* _Work task_
Each record below must be written out exactly as given.

* _Dataset excerpts_
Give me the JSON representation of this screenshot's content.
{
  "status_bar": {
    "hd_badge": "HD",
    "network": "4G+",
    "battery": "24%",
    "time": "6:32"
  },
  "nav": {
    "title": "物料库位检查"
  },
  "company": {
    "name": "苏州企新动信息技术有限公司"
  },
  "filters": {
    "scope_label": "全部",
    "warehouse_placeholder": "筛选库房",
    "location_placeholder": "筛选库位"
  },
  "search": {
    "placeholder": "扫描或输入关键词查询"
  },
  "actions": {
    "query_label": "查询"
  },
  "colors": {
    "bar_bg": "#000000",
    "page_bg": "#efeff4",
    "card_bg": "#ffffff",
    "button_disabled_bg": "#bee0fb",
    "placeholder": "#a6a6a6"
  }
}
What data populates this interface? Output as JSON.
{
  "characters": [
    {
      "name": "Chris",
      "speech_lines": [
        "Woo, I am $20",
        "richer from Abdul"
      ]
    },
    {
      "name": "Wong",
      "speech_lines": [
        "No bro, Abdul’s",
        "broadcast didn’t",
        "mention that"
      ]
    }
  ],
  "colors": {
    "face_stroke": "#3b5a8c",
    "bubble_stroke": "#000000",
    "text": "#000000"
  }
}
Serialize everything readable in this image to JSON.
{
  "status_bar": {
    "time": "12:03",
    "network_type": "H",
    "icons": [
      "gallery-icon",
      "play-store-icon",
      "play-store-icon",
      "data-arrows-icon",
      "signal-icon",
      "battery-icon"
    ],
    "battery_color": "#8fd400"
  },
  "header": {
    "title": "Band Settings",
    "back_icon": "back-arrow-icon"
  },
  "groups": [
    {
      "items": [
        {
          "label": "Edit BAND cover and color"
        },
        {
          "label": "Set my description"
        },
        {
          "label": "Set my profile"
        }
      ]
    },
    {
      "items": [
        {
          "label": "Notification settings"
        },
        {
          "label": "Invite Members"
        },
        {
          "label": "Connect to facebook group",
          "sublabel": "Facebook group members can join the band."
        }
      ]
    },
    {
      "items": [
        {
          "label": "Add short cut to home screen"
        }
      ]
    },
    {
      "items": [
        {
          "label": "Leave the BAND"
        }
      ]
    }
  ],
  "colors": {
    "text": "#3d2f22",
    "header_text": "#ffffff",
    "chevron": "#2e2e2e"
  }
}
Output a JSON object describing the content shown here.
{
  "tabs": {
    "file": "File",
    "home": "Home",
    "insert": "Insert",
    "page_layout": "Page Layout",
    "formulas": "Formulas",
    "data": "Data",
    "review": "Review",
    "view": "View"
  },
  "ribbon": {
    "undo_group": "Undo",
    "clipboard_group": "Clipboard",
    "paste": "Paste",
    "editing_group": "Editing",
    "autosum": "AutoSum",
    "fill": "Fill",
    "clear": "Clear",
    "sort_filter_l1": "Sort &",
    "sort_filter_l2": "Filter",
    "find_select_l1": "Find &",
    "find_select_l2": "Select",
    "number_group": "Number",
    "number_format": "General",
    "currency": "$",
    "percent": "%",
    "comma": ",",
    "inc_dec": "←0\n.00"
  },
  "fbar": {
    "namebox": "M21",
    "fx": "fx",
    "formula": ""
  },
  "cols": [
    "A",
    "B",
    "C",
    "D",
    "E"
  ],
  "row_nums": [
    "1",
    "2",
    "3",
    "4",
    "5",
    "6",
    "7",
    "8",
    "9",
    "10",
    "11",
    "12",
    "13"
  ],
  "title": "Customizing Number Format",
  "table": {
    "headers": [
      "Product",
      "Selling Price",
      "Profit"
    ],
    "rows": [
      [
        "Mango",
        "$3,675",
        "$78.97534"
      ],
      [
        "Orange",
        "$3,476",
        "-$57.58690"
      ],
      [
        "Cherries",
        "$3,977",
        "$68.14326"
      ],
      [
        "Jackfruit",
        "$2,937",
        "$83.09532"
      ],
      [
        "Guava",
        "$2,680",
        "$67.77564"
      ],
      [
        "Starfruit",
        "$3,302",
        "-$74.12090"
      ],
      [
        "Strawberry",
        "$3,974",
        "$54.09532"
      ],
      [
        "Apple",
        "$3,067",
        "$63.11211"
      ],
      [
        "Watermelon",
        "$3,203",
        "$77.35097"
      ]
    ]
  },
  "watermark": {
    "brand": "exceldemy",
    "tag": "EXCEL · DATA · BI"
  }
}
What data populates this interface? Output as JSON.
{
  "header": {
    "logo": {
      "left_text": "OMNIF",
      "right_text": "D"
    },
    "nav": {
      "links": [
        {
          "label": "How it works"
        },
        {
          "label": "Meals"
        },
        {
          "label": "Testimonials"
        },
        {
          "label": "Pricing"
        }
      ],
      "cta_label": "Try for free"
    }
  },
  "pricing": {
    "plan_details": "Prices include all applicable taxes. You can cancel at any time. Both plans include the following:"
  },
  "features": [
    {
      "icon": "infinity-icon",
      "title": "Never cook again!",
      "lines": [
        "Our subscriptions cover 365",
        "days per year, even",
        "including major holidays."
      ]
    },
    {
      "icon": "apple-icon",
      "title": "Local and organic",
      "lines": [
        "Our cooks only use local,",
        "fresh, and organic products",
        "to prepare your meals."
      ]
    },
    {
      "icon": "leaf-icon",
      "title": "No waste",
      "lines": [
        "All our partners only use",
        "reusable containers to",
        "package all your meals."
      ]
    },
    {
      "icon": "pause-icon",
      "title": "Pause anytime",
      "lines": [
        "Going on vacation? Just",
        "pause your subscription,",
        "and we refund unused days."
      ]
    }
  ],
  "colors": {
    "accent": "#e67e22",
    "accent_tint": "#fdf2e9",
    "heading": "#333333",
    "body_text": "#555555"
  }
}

* _Task result_
Give me the JSON representation of this screenshot's content.
{
  "status_bar": {
    "hd_badge": "HD",
    "network": "4G+",
    "battery": "24%",
    "time": "6:32"
  },
  "nav": {
    "title": "物料库位检查"
  },
  "company": {
    "name": "苏州企新动信息技术有限公司"
  },
  "filters": {
    "scope_label": "全部",
    "warehouse_placeholder": "筛选库房",
    "location_placeholder": "筛选库位"
  },
  "search": {
    "placeholder": "扫描或输入关键词查询"
  },
  "actions": {
    "query_label": "查询"
  },
  "colors": {
    "bar_bg": "#000000",
    "page_bg": "#efeff4",
    "card_bg": "#ffffff",
    "button_disabled_bg": "#bee0fb",
    "placeholder": "#a6a6a6"
  }
}
What data populates this interface? Output as JSON.
{
  "characters": [
    {
      "name": "Chris",
      "speech_lines": [
        "Woo, I am $20",
        "richer from Abdul"
      ]
    },
    {
      "name": "Wong",
      "speech_lines": [
        "No bro, Abdul’s",
        "broadcast didn’t",
        "mention that"
      ]
    }
  ],
  "colors": {
    "face_stroke": "#3b5a8c",
    "bubble_stroke": "#000000",
    "text": "#000000"
  }
}
Serialize everything readable in this image to JSON.
{
  "status_bar": {
    "time": "12:03",
    "network_type": "H",
    "icons": [
      "gallery-icon",
      "play-store-icon",
      "play-store-icon",
      "data-arrows-icon",
      "signal-icon",
      "battery-icon"
    ],
    "battery_color": "#8fd400"
  },
  "header": {
    "title": "Band Settings",
    "back_icon": "back-arrow-icon"
  },
  "groups": [
    {
      "items": [
        {
          "label": "Edit BAND cover and color"
        },
        {
          "label": "Set my description"
        },
        {
          "label": "Set my profile"
        }
      ]
    },
    {
      "items": [
        {
          "label": "Notification settings"
        },
        {
          "label": "Invite Members"
        },
        {
          "label": "Connect to facebook group",
          "sublabel": "Facebook group members can join the band."
        }
      ]
    },
    {
      "items": [
        {
          "label": "Add short cut to home screen"
        }
      ]
    },
    {
      "items": [
        {
          "label": "Leave the BAND"
        }
      ]
    }
  ],
  "colors": {
    "text": "#3d2f22",
    "header_text": "#ffffff",
    "chevron": "#2e2e2e"
  }
}
Output a JSON object describing the content shown here.
{
  "tabs": {
    "file": "File",
    "home": "Home",
    "insert": "Insert",
    "page_layout": "Page Layout",
    "formulas": "Formulas",
    "data": "Data",
    "review": "Review",
    "view": "View"
  },
  "ribbon": {
    "undo_group": "Undo",
    "clipboard_group": "Clipboard",
    "paste": "Paste",
    "editing_group": "Editing",
    "autosum": "AutoSum",
    "fill": "Fill",
    "clear": "Clear",
    "sort_filter_l1": "Sort &",
    "sort_filter_l2": "Filter",
    "find_select_l1": "Find &",
    "find_select_l2": "Select",
    "number_group": "Number",
    "number_format": "General",
    "currency": "$",
    "percent": "%",
    "comma": ",",
    "inc_dec": "←0\n.00"
  },
  "fbar": {
    "namebox": "M21",
    "fx": "fx",
    "formula": ""
  },
  "cols": [
    "A",
    "B",
    "C",
    "D",
    "E"
  ],
  "row_nums": [
    "1",
    "2",
    "3",
    "4",
    "5",
    "6",
    "7",
    "8",
    "9",
    "10",
    "11",
    "12",
    "13"
  ],
  "title": "Customizing Number Format",
  "table": {
    "headers": [
      "Product",
      "Selling Price",
      "Profit"
    ],
    "rows": [
      [
        "Mango",
        "$3,675",
        "$78.97534"
      ],
      [
        "Orange",
        "$3,476",
        "-$57.58690"
      ],
      [
        "Cherries",
        "$3,977",
        "$68.14326"
      ],
      [
        "Jackfruit",
        "$2,937",
        "$83.09532"
      ],
      [
        "Guava",
        "$2,680",
        "$67.77564"
      ],
      [
        "Starfruit",
        "$3,302",
        "-$74.12090"
      ],
      [
        "Strawberry",
        "$3,974",
        "$54.09532"
      ],
      [
        "Apple",
        "$3,067",
        "$63.11211"
      ],
      [
        "Watermelon",
        "$3,203",
        "$77.35097"
      ]
    ]
  },
  "watermark": {
    "brand": "exceldemy",
    "tag": "EXCEL · DATA · BI"
  }
}
What data populates this interface? Output as JSON.
{
  "header": {
    "logo": {
      "left_text": "OMNIF",
      "right_text": "D"
    },
    "nav": {
      "links": [
        {
          "label": "How it works"
        },
        {
          "label": "Meals"
        },
        {
          "label": "Testimonials"
        },
        {
          "label": "Pricing"
        }
      ],
      "cta_label": "Try for free"
    }
  },
  "pricing": {
    "plan_details": "Prices include all applicable taxes. You can cancel at any time. Both plans include the following:"
  },
  "features": [
    {
      "icon": "infinity-icon",
      "title": "Never cook again!",
      "lines": [
        "Our subscriptions cover 365",
        "days per year, even",
        "including major holidays."
      ]
    },
    {
      "icon": "apple-icon",
      "title": "Local and organic",
      "lines": [
        "Our cooks only use local,",
        "fresh, and organic products",
        "to prepare your meals."
      ]
    },
    {
      "icon": "leaf-icon",
      "title": "No waste",
      "lines": [
        "All our partners only use",
        "reusable containers to",
        "package all your meals."
      ]
    },
    {
      "icon": "pause-icon",
      "title": "Pause anytime",
      "lines": [
        "Going on vacation? Just",
        "pause your subscription,",
        "and we refund unused days."
      ]
    }
  ],
  "colors": {
    "accent": "#e67e22",
    "accent_tint": "#fdf2e9",
    "heading": "#333333",
    "body_text": "#555555"
  }
}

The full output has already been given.